## What is expected
Produce a faithful copy of the data, one that leaves out the pictures.
────────────────────
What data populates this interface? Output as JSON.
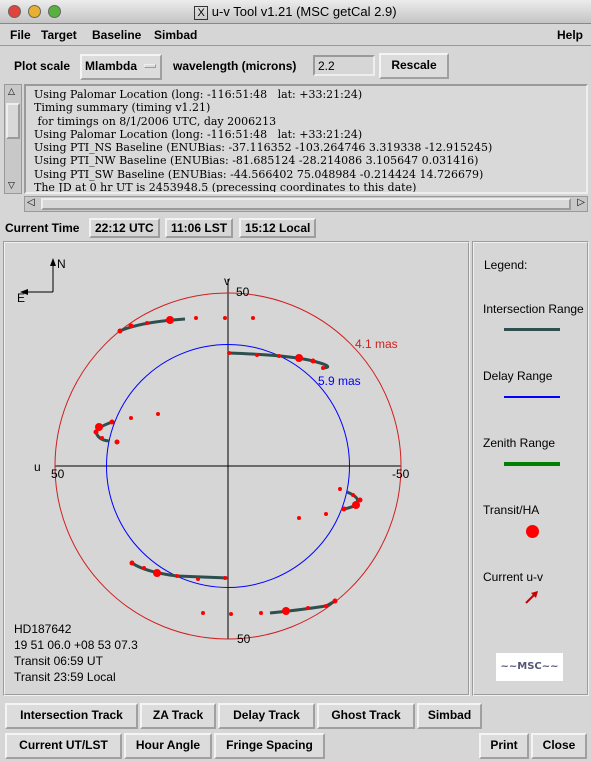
{
  "window": {
    "title": "u-v Tool v1.21 (MSC getCal 2.9)",
    "x_glyph": "X"
  },
  "menu": [
    "File",
    "Target",
    "Baseline",
    "Simbad",
    "Help"
  ],
  "toolbar": {
    "plot_scale_label": "Plot scale",
    "plot_scale_value": "Mlambda",
    "wavelength_label": "wavelength (microns)",
    "wavelength_value": "2.2",
    "rescale": "Rescale"
  },
  "log_lines": [
    "Using Palomar Location (long: -116:51:48   lat: +33:21:24)",
    "Timing summary (timing v1.21)",
    " for timings on 8/1/2006 UTC, day 2006213",
    "Using Palomar Location (long: -116:51:48   lat: +33:21:24)",
    "Using PTI_NS Baseline (ENUBias: -37.116352 -103.264746 3.319338 -12.915245)",
    "Using PTI_NW Baseline (ENUBias: -81.685124 -28.214086 3.105647 0.031416)",
    "Using PTI_SW Baseline (ENUBias: -44.566402 75.048984 -0.214424 14.726679)",
    "The JD at 0 hr UT is 2453948.5 (precessing coordinates to this date)"
  ],
  "time": {
    "label": "Current Time",
    "utc": "22:12 UTC",
    "lst": "11:06 LST",
    "local": "15:12 Local"
  },
  "plot": {
    "north": "N",
    "east": "E",
    "v_label": "v",
    "u_label": "u",
    "tick_top": "50",
    "tick_bottom": "50",
    "tick_left": "50",
    "tick_right": "-50",
    "outer_circle": "4.1 mas",
    "inner_circle": "5.9 mas",
    "target": {
      "name": "HD187642",
      "coords": "19 51 06.0  +08 53 07.3",
      "transit_ut": "Transit 06:59 UT",
      "transit_local": "Transit 23:59 Local"
    },
    "colors": {
      "track": "#2f4f4f",
      "points": "#ff0000",
      "outer": "#d02020",
      "inner": "#0000ff"
    }
  },
  "legend": {
    "title": "Legend:",
    "items": [
      {
        "label": "Intersection Range",
        "color": "#2f4f4f"
      },
      {
        "label": "Delay Range",
        "color": "#0000ff"
      },
      {
        "label": "Zenith Range",
        "color": "#008000"
      },
      {
        "label": "Transit/HA",
        "color": "#ff0000"
      },
      {
        "label": "Current u-v",
        "color": "#cc0000"
      }
    ],
    "logo": "MSC"
  },
  "buttons_row1": [
    "Intersection Track",
    "ZA Track",
    "Delay Track",
    "Ghost Track",
    "Simbad"
  ],
  "buttons_row2": [
    "Current UT/LST",
    "Hour Angle",
    "Fringe Spacing",
    "Print",
    "Close"
  ]
}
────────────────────
## Answer section
What data populates this interface? Output as JSON.
{
  "window": {
    "title": "u-v Tool v1.21 (MSC getCal 2.9)",
    "x_glyph": "X"
  },
  "menu": [
    "File",
    "Target",
    "Baseline",
    "Simbad",
    "Help"
  ],
  "toolbar": {
    "plot_scale_label": "Plot scale",
    "plot_scale_value": "Mlambda",
    "wavelength_label": "wavelength (microns)",
    "wavelength_value": "2.2",
    "rescale": "Rescale"
  },
  "log_lines": [
    "Using Palomar Location (long: -116:51:48   lat: +33:21:24)",
    "Timing summary (timing v1.21)",
    " for timings on 8/1/2006 UTC, day 2006213",
    "Using Palomar Location (long: -116:51:48   lat: +33:21:24)",
    "Using PTI_NS Baseline (ENUBias: -37.116352 -103.264746 3.319338 -12.915245)",
    "Using PTI_NW Baseline (ENUBias: -81.685124 -28.214086 3.105647 0.031416)",
    "Using PTI_SW Baseline (ENUBias: -44.566402 75.048984 -0.214424 14.726679)",
    "The JD at 0 hr UT is 2453948.5 (precessing coordinates to this date)"
  ],
  "time": {
    "label": "Current Time",
    "utc": "22:12 UTC",
    "lst": "11:06 LST",
    "local": "15:12 Local"
  },
  "plot": {
    "north": "N",
    "east": "E",
    "v_label": "v",
    "u_label": "u",
    "tick_top": "50",
    "tick_bottom": "50",
    "tick_left": "50",
    "tick_right": "-50",
    "outer_circle": "4.1 mas",
    "inner_circle": "5.9 mas",
    "target": {
      "name": "HD187642",
      "coords": "19 51 06.0  +08 53 07.3",
      "transit_ut": "Transit 06:59 UT",
      "transit_local": "Transit 23:59 Local"
    },
    "colors": {
      "track": "#2f4f4f",
      "points": "#ff0000",
      "outer": "#d02020",
      "inner": "#0000ff"
    }
  },
  "legend": {
    "title": "Legend:",
    "items": [
      {
        "label": "Intersection Range",
        "color": "#2f4f4f"
      },
      {
        "label": "Delay Range",
        "color": "#0000ff"
      },
      {
        "label": "Zenith Range",
        "color": "#008000"
      },
      {
        "label": "Transit/HA",
        "color": "#ff0000"
      },
      {
        "label": "Current u-v",
        "color": "#cc0000"
      }
    ],
    "logo": "MSC"
  },
  "buttons_row1": [
    "Intersection Track",
    "ZA Track",
    "Delay Track",
    "Ghost Track",
    "Simbad"
  ],
  "buttons_row2": [
    "Current UT/LST",
    "Hour Angle",
    "Fringe Spacing",
    "Print",
    "Close"
  ]
}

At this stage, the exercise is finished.